All performances of these three operas will take place at the War Memorial Opera House at 301 Van Ness Avenue, on the northwest corner of Grove Street. Single tickets are priced from $26 to $397 (subject to change). Tickets may be purchased online through separate event pages on the SFO Web site created for Rigoletto, Don Giovanni, and La bohème. Tickets may also be purchased at the Box Office in the outer lobby of the Opera House. The Box Office may also be reached by telephoning 415-864-3330. Standing room tickets go on sale at 10 a.m. on the day of each performance. They are sold for $10, cash only.

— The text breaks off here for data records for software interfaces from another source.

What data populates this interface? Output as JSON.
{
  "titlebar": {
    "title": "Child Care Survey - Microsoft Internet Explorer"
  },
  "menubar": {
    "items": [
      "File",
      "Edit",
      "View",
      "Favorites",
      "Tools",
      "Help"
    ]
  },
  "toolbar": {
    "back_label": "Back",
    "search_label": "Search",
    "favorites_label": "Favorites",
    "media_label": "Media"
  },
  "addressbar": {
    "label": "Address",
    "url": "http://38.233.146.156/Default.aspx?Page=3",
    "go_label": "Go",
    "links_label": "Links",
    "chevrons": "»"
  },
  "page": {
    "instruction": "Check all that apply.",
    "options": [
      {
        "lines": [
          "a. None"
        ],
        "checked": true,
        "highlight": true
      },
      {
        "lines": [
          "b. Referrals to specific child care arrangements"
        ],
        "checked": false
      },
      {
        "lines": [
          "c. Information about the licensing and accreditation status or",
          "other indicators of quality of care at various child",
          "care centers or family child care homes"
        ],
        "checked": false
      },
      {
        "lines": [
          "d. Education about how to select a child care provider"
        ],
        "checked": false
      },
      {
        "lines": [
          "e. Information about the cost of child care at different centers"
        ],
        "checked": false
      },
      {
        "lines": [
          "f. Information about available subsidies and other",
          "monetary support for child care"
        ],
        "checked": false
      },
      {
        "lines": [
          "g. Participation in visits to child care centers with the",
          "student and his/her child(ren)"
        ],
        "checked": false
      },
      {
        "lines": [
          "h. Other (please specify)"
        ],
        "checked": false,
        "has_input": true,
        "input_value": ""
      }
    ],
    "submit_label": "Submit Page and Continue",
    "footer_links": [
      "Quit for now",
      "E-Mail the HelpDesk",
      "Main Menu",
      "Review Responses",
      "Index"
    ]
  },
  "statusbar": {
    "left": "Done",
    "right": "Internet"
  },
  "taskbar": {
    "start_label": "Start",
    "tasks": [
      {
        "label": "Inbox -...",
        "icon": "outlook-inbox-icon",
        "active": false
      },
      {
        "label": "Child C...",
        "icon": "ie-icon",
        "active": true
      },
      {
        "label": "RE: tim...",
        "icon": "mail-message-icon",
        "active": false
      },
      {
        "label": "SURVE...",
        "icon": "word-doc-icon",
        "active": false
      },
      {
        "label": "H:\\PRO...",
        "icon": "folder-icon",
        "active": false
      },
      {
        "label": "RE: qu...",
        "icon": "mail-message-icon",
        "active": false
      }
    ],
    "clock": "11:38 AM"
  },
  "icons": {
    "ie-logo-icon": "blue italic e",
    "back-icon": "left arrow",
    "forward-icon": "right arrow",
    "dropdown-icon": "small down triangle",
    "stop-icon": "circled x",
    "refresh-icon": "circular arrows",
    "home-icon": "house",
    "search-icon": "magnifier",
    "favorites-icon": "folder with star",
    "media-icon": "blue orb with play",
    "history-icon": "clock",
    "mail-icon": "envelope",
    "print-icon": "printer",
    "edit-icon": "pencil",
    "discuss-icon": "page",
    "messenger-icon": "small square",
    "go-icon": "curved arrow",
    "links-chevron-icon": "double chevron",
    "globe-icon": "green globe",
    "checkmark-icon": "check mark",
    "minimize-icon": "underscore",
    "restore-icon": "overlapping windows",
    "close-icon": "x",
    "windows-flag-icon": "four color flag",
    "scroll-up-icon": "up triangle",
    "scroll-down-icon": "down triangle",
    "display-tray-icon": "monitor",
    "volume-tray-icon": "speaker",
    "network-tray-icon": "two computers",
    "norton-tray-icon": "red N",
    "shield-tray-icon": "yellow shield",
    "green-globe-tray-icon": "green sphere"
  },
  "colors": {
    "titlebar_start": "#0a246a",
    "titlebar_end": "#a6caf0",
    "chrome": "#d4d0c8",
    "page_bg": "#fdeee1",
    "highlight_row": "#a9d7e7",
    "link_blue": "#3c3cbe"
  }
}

Finally, the next opera to be given a live simulcast to AT&T Park will be Don Giovanni. 30,000 attendees, from opera enthusiasts to those who just enjoy the ballpark, will be able to experience a real-time video/audio hookup of the performance at the War Memorial Opera House. Seating will be available not only in the stands but also on the field itself. Those interested need only go to the Registration Web page on the SFO Web site, where they can request seating for one, two, three, or four attendees and specify whether wheelchair access will be necessary. The gates will open at 5 p.m. on Friday, June 30; and there will be no charge for admission. Once attendees start arriving, the video facility will be used to keep everyone entertained until the opera begins at 7:30 p.m.